Germany’s Bayer has suspended FleishmanHillard following reports in France's Le Monde that it compiled a dossier of about 200 politicians, journalists and scientists who raised health concerns about client Monsanto's “Roundup” weed killer.
The World Health Organization has called glyphosate, which is marketed as Roundup, a “probable carcinogen.” The US Environmental Protection Agency ruled that glyphosate is unlikely to cause cancer in humans.
Le Monde obtained the dossier, which was put together in 2016 ahead of a 2017 vote by the European Union on whether to approve the use of glyphosate for five years.
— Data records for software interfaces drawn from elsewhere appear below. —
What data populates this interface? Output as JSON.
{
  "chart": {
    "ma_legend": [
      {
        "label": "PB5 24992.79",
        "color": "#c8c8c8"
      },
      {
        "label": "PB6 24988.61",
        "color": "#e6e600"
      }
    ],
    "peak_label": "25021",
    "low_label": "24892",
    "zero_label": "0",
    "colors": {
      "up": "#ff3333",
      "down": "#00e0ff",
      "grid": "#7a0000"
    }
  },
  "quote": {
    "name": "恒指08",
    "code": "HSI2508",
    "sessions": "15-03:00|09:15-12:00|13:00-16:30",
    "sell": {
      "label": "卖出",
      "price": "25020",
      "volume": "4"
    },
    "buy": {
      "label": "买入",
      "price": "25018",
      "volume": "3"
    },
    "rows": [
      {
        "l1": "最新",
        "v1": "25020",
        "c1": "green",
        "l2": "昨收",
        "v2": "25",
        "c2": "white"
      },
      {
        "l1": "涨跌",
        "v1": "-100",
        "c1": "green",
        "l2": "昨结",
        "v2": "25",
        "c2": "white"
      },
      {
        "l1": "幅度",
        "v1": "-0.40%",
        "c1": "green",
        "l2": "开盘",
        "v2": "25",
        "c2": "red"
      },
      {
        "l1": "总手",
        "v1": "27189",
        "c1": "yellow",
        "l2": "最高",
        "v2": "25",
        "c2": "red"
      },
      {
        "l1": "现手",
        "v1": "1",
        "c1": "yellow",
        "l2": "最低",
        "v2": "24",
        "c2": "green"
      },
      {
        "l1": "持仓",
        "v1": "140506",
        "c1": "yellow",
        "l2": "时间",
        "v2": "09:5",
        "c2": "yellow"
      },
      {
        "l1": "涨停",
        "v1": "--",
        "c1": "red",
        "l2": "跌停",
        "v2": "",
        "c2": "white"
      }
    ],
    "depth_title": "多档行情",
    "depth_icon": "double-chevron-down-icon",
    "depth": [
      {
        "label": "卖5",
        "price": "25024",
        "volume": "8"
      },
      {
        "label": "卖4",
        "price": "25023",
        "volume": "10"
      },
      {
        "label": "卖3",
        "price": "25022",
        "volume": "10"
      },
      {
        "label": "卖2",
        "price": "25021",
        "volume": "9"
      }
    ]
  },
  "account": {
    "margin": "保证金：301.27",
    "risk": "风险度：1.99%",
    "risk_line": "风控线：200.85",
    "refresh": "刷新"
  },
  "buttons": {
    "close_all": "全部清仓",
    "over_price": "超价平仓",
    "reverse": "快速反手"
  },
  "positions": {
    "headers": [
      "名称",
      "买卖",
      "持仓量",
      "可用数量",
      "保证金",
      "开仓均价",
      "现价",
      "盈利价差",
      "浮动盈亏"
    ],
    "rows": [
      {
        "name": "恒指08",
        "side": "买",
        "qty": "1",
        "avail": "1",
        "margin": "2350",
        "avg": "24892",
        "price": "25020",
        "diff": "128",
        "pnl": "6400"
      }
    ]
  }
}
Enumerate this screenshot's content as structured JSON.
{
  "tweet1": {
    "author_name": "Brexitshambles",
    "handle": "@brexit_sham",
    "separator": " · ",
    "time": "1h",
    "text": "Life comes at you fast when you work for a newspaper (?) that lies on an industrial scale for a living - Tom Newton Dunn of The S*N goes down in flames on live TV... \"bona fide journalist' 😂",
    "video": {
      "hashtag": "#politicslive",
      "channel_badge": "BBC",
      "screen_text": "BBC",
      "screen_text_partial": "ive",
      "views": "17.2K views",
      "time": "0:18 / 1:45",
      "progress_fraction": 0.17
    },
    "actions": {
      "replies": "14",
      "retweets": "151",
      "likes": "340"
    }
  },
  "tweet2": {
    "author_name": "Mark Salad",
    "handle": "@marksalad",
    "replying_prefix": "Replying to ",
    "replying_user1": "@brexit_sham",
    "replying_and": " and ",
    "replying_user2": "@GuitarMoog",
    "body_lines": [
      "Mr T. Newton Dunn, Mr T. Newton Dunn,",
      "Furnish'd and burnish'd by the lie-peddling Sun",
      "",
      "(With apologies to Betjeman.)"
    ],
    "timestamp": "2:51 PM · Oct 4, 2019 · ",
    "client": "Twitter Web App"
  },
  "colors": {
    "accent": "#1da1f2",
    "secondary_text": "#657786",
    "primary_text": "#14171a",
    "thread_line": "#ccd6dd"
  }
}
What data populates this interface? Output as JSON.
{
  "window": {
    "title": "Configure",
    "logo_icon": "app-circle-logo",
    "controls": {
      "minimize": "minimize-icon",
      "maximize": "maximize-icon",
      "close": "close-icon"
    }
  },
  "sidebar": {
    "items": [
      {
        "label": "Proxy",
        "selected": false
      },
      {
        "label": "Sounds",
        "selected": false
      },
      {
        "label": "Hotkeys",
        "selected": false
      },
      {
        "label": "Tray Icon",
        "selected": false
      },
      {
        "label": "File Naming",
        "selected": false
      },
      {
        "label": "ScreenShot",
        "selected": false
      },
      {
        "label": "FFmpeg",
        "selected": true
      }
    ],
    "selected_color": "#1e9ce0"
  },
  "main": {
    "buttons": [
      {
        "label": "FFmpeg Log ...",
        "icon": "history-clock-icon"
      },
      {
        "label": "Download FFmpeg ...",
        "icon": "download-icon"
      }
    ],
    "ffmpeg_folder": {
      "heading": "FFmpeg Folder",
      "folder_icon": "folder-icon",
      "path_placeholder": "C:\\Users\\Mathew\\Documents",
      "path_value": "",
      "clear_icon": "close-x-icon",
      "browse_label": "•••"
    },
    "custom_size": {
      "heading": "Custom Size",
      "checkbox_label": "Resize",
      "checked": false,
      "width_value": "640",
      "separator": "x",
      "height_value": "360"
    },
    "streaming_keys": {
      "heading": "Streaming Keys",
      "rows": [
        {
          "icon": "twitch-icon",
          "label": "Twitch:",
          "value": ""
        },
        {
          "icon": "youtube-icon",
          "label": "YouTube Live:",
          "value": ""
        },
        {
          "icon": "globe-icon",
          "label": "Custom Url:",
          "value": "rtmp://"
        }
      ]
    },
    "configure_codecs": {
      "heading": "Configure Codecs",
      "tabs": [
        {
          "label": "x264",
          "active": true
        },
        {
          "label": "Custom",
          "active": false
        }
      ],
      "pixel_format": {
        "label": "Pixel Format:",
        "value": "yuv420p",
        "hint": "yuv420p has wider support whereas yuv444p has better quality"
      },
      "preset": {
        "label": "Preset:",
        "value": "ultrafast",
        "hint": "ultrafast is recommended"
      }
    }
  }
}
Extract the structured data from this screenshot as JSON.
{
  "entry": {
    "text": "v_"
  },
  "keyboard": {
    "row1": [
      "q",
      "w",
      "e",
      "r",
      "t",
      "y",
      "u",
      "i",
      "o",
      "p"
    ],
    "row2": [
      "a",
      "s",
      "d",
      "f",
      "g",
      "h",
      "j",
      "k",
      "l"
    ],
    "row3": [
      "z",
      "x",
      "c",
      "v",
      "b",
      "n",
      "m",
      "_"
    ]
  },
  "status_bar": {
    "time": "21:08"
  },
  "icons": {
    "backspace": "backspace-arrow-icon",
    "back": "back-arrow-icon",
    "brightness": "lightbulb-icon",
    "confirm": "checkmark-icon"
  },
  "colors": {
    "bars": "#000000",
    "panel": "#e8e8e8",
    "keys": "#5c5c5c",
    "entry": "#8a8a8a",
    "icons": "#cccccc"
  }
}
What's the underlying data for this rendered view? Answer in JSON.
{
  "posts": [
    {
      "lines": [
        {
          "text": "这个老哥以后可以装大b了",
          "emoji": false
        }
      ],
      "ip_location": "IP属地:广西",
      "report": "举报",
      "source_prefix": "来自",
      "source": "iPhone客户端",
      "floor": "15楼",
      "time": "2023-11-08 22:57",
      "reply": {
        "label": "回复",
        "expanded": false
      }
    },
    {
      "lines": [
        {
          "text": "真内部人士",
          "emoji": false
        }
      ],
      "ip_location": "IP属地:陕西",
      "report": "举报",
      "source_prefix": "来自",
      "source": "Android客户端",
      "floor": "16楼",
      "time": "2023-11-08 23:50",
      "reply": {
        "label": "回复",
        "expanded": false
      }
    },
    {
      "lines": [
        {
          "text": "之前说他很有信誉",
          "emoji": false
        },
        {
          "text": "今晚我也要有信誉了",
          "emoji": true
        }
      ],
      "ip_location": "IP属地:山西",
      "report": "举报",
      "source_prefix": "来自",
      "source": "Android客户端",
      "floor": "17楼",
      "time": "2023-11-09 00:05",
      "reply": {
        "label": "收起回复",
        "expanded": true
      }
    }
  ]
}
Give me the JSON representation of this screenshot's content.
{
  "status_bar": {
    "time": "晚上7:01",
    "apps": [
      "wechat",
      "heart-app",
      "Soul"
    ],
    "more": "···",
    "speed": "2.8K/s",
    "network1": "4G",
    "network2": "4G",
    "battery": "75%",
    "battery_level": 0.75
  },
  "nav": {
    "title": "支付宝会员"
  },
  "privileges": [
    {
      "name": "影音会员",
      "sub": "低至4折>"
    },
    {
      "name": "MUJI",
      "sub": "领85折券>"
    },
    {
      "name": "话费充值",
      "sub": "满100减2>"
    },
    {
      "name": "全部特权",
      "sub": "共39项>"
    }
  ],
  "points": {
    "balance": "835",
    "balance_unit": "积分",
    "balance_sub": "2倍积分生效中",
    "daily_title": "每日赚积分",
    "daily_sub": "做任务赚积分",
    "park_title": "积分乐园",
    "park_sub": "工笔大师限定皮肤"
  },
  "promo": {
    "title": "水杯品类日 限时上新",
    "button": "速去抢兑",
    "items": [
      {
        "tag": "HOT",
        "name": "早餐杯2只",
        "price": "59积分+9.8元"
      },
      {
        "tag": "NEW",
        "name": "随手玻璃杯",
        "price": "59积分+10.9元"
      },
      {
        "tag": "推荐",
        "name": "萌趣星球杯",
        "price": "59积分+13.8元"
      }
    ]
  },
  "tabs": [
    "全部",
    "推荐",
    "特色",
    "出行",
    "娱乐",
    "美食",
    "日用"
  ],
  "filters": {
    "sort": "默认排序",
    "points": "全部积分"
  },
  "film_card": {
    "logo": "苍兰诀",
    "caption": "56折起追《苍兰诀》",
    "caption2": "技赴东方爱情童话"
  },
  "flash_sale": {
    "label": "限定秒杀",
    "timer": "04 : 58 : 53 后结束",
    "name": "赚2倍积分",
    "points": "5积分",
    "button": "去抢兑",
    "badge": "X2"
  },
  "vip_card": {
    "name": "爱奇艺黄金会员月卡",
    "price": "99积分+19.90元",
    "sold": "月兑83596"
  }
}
The vote passed.
Bayer acquired Monsanto last year in a $63B deal.
The German pharmaceuticals and life sciences giant released a statement May 12, acknowledging the French media raised accusations that lists of supportive and critical stakeholders drawn up by Monsanto in 2016 may have violated ethical principles and legal regulations.
Though Bayer has no indication the dossier violated any law, it apologized for it and hired an outside law firm to investigate the matter. “This is not the way Bayer seeks dialogue with society and stakeholders,” said Bayer.
Matthias Berninger, Bayer's new head of public affairs and sustainability, is investigating the matter and will assess the behavior of the involved internal and external parties.
In its statement, FH said it is committed to ethical conduct.
"We believe in being open, transparent, responsible and legally compliant in our activities, including the use and handling of information," said the Omnicom unit. "Our work is in keeping with the professional standards and established practices of our industry."